■ WHAT THE TASK ASKS ■
Using the entries below, show all lines with the string "title".

■ Page and application data records ■

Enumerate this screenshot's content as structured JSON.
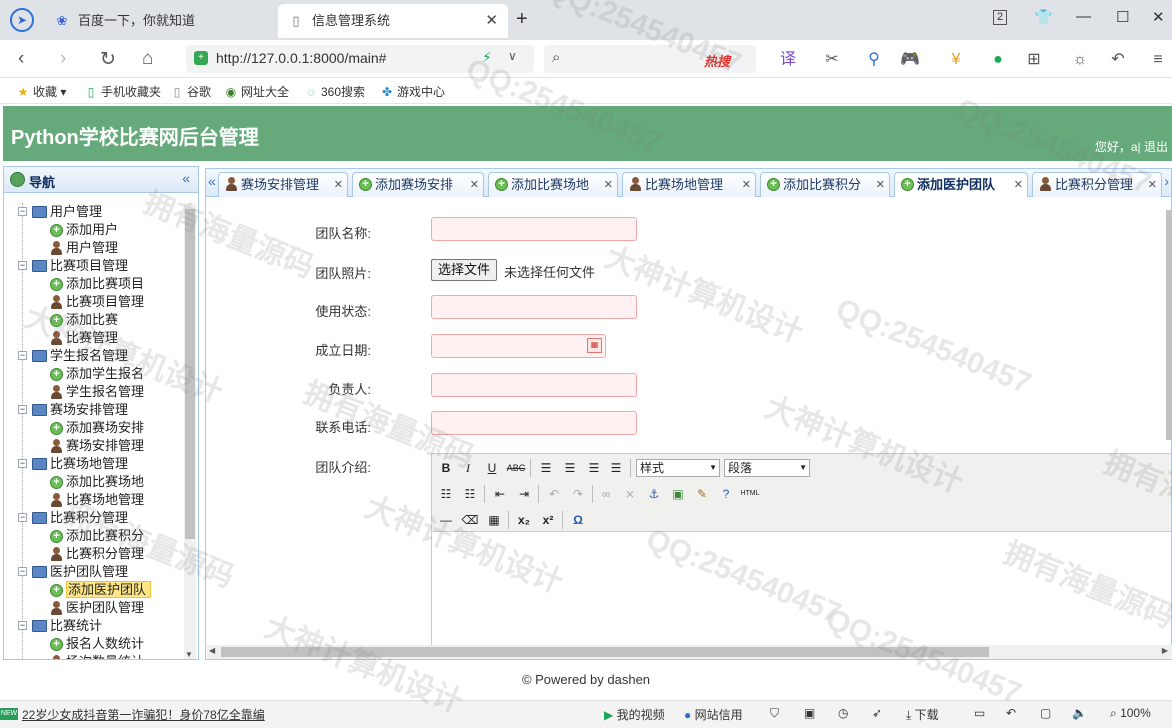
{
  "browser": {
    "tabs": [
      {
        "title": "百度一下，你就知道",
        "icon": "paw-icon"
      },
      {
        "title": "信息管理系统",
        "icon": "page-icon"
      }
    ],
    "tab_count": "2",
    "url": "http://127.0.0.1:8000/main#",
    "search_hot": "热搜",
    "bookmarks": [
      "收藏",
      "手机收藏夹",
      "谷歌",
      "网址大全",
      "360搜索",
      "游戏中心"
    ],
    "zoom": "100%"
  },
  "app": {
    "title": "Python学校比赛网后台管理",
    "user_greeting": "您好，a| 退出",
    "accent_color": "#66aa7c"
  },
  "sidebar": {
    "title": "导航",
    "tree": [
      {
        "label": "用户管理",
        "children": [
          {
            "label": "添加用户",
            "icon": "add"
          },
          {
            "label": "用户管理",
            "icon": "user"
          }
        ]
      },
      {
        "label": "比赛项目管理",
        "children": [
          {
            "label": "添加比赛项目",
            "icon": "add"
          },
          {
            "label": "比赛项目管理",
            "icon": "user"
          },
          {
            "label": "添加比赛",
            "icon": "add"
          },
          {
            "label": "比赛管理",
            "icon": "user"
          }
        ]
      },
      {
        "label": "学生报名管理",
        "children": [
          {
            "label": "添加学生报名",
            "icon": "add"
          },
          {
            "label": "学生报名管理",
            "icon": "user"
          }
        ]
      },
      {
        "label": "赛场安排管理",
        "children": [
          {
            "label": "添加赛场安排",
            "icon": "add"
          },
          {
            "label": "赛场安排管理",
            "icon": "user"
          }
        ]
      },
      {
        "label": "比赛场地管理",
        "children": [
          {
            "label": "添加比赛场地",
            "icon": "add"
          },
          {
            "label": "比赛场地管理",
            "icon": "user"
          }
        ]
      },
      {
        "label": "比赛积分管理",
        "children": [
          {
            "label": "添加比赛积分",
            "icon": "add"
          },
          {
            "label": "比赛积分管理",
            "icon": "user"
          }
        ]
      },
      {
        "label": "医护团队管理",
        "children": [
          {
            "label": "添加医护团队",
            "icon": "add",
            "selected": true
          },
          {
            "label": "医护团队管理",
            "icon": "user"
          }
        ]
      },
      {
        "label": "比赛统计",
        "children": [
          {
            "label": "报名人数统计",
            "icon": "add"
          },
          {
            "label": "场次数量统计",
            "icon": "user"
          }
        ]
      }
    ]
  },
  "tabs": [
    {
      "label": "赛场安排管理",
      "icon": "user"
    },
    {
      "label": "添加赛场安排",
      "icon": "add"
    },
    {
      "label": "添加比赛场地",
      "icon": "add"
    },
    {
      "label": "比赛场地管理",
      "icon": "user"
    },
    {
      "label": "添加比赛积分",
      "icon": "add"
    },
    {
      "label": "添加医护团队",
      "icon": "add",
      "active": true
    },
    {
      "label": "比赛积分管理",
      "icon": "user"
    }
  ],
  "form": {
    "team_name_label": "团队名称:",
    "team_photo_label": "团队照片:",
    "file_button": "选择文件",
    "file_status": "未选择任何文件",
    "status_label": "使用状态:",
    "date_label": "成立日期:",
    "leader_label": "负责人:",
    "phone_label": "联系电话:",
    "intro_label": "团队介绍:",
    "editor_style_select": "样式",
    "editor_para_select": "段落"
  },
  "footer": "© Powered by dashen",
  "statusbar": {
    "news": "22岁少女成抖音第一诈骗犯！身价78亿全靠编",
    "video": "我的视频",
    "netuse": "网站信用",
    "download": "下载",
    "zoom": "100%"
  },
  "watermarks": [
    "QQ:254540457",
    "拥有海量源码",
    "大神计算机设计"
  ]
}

■ ANSWER SPACE ■
        "title": "百度一下，你就知道",
        "title": "信息管理系统",
    "title": "Python学校比赛网后台管理",
    "title": "导航",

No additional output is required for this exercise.